“It is typical of a Mediterranean dwelling, where the understanding of a relationship with the place has a central role in the conception and expression of its outcome.”
"The limited palette of materials reveals the simple geometry of the building and creates a visual and tactile continuity between landscape and architecture."
Villa RA by MORQ
Against the rugged landscape, 300 metres above sea-level, a series of rectangular masses are assembled that peer out over Calabria – a region of Southern Italy best known for its sundrenched beaches, dramatic coastline and scattering of quaint villages.
Conceived as 'the house that looks', the owners who originally hail from the region handed over the brief to design firm MORQ, who were asked to create a hilltop property that would serve as a summer house.
“They imagined this retreat as a place of respite and reconnection; a place from which to enjoy the virtues of their land in a way that is harmonious with not only the landscape, but also the tragion of living in such a place,” said the firm. “To dwell in Calabria is to firmly locate oneself in the Mediterranean landscape.”
Comprising of three linear volumes that run parallel to each other, the first is an entryway lined with palm trees, the next accommodates a large living area, kitchen and guest quarters and the final containing the portico and the master bedroom suite.
Earthen pigments of opus signinum plaster have been used on the external facade - a material made of broken tiles that was regularly used in ancient Roman buildings, helping to connect the house with its surrounding terrain, and its inhabitants with their natural surroundings.
Expansive and intentional openings punctuate the earthen walls, almost every space has been completed with apertures that frame breathtaking views of the nearby Gulf of Squillace.
It uses formal elements of traditional Italian villas based on axial organisation as its primary ordering system within the design, helping to define the programming arrangement of each space and offers a protective threshold from the climatic conditions the site presents - strong winds from the north-west side, and direct sun from the south.
Drawing upon the colours of the land, crushed stones in the same hue have been scattered around the home to help it further submerge in to the landscape.

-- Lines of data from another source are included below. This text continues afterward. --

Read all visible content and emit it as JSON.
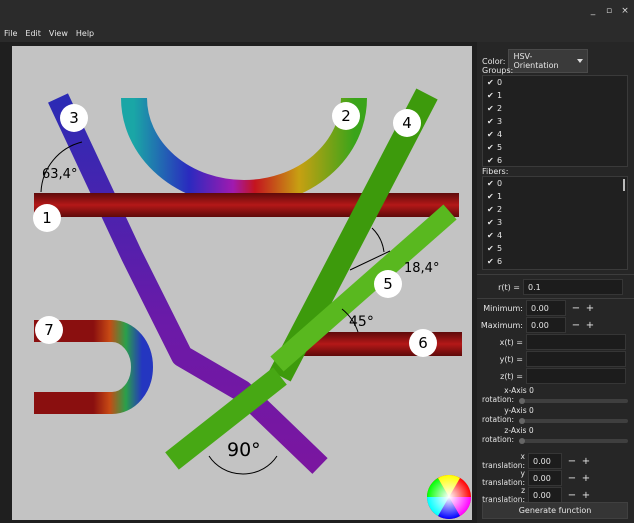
{
  "window": {
    "controls": [
      "_",
      "▫",
      "×"
    ]
  },
  "menu": [
    "File",
    "Edit",
    "View",
    "Help"
  ],
  "scene": {
    "angle_labels": [
      "63,4°",
      "18,4°",
      "45°",
      "90°"
    ],
    "fiber_labels": [
      "1",
      "2",
      "3",
      "4",
      "5",
      "6",
      "7"
    ],
    "colors": {
      "red": "#8c0f0f",
      "blue": "#121a8c",
      "green": "#3d9a0c",
      "background": "#c3c3c3"
    }
  },
  "panel": {
    "color_label": "Color:",
    "color_value": "HSV-Orientation",
    "groups_label": "Groups:",
    "groups": [
      "0",
      "1",
      "2",
      "3",
      "4",
      "5",
      "6"
    ],
    "fibers_label": "Fibers:",
    "fibers": [
      "0",
      "1",
      "2",
      "3",
      "4",
      "5",
      "6"
    ],
    "check": "✔",
    "r_label": "r(t) =",
    "r_value": "0.1",
    "minimum_label": "Minimum:",
    "minimum_value": "0.00",
    "maximum_label": "Maximum:",
    "maximum_value": "0.00",
    "x_label": "x(t) =",
    "y_label": "y(t) =",
    "z_label": "z(t) =",
    "x_axis_label": "x-Axis 0",
    "y_axis_label": "y-Axis 0",
    "z_axis_label": "z-Axis 0",
    "rotation_label": "rotation:",
    "x_trans_label": "x translation:",
    "x_trans_value": "0.00",
    "y_trans_label": "y translation:",
    "y_trans_value": "0.00",
    "z_trans_label": "z translation:",
    "z_trans_value": "0.00",
    "minus": "−",
    "plus": "+",
    "generate": "Generate function"
  }
}
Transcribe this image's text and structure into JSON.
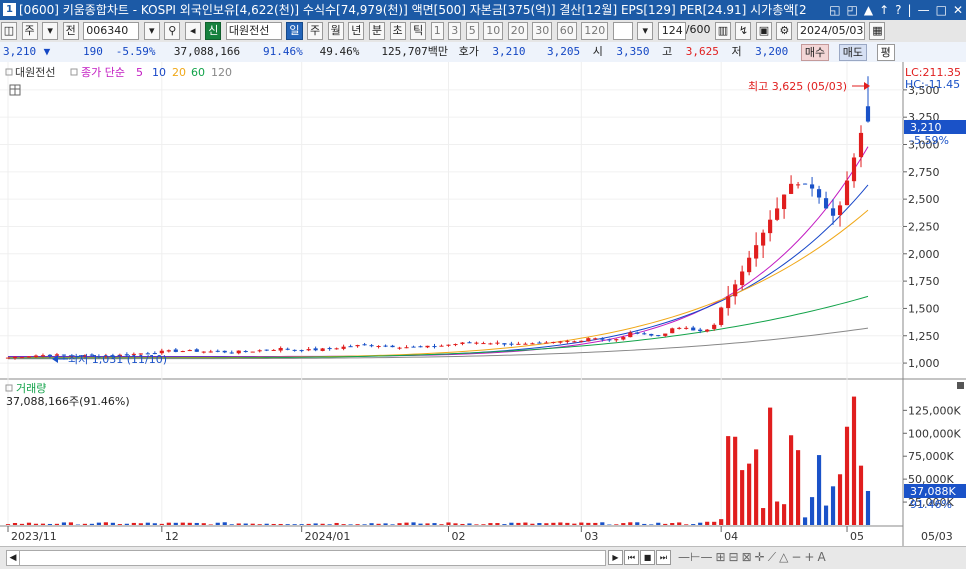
{
  "window": {
    "number": "1",
    "title": "[0600] 키움종합차트 - KOSPI 외국인보유[4,622(천)] 수식수[74,979(천)] 액면[500] 자본금[375(억)] 결산[12월] EPS[129] PER[24.91] 시가총액[2",
    "controls": [
      "◱",
      "◰",
      "▲",
      "↑",
      "?",
      "|",
      "—",
      "□",
      "✕"
    ]
  },
  "toolbar": {
    "stock_code": "006340",
    "stock_name": "대원전선",
    "market_badge": "신",
    "code_prefix_buttons": [
      "주",
      "전"
    ],
    "period_buttons": [
      "일",
      "주",
      "월",
      "년",
      "분",
      "초",
      "틱"
    ],
    "active_period": "일",
    "interval_buttons": [
      "1",
      "3",
      "5",
      "10",
      "20",
      "30",
      "60",
      "120"
    ],
    "count": "124",
    "count_total": "/600",
    "date": "2024/05/03"
  },
  "quote": {
    "price": "3,210",
    "change_arrow": "▼",
    "change": "190",
    "change_rate": "-5.59%",
    "volume": "37,088,166",
    "vol_ratio1": "91.46%",
    "vol_ratio2": "49.46%",
    "amount": "125,707백만",
    "bid_label": "호가",
    "bid1": "3,210",
    "bid2": "3,205",
    "open_label": "시",
    "open": "3,350",
    "high_label": "고",
    "high": "3,625",
    "low_label": "저",
    "low": "3,200",
    "buy_label": "매수",
    "sell_label": "매도",
    "flat_label": "평"
  },
  "legend": {
    "name": "대원전선",
    "ma_label": "종가 단순",
    "ma": [
      {
        "period": "5",
        "color": "#c21bc2"
      },
      {
        "period": "10",
        "color": "#1646c8"
      },
      {
        "period": "20",
        "color": "#f0a818"
      },
      {
        "period": "60",
        "color": "#13a34a"
      },
      {
        "period": "120",
        "color": "#888888"
      }
    ],
    "volume_title": "거래량",
    "volume_value": "37,088,166주(91.46%)"
  },
  "annotations": {
    "max_text": "최고 3,625 (05/03)",
    "min_text": "최저 1,031 (11/10)",
    "lc_text": "LC:211.35",
    "hc_text": "HC:-11.45",
    "price_tag": "3,210",
    "rate_tag": "-5.59%",
    "vol_tag": "37,088K",
    "vol_rate_tag": "91.46%"
  },
  "colors": {
    "up": "#e01e1e",
    "down": "#1a52c8",
    "title_bar": "#1c5aa6",
    "accent_blue": "#1447c4"
  },
  "chart_data": [
    {
      "type": "candlestick",
      "title": "대원전선 일봉",
      "ylim": [
        900,
        3700
      ],
      "yticks": [
        "1,000",
        "1,250",
        "1,500",
        "1,750",
        "2,000",
        "2,250",
        "2,500",
        "2,750",
        "3,000",
        "3,250",
        "3,500"
      ],
      "ytick_values": [
        1000,
        1250,
        1500,
        1750,
        2000,
        2250,
        2500,
        2750,
        3000,
        3250,
        3500
      ],
      "xticks": [
        "2023/11",
        "12",
        "2024/01",
        "02",
        "03",
        "04",
        "05"
      ],
      "xtick_index": [
        0,
        22,
        42,
        63,
        82,
        102,
        120
      ],
      "date_label": "05/03",
      "ma_final": {
        "5": 2980,
        "10": 2630,
        "20": 2400,
        "60": 1610,
        "120": 1320
      },
      "ma_start": {
        "5": 1060,
        "10": 1055,
        "20": 1050,
        "60": 1045,
        "120": 1040
      },
      "key_candles": [
        {
          "date": "11/10",
          "low": 1031
        },
        {
          "date": "05/03",
          "open": 3350,
          "high": 3625,
          "low": 3200,
          "close": 3210
        }
      ]
    },
    {
      "type": "bar",
      "title": "거래량",
      "ylim": [
        0,
        145000
      ],
      "yticks": [
        "25,000K",
        "50,000K",
        "75,000K",
        "100,000K",
        "125,000K"
      ],
      "ytick_values": [
        25000,
        50000,
        75000,
        100000,
        125000
      ],
      "unit": "K"
    }
  ]
}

Large granite boulders and tropical palms also provide camouflage.
The limited palette of materials reveals the simple geometry of the building and creates a tactile continuity between the landscape and architecture.
Based between Australia and Italy, MORQ was established in 2001 by Mattero Montreduro, Emiliana Roia and Andrea Quagliola who are dedicated to designing meaningful spaces within simple and thoughtful buildings.
Photography - Givlio Aristide
Design — MORQ
Location — Calabria, Italy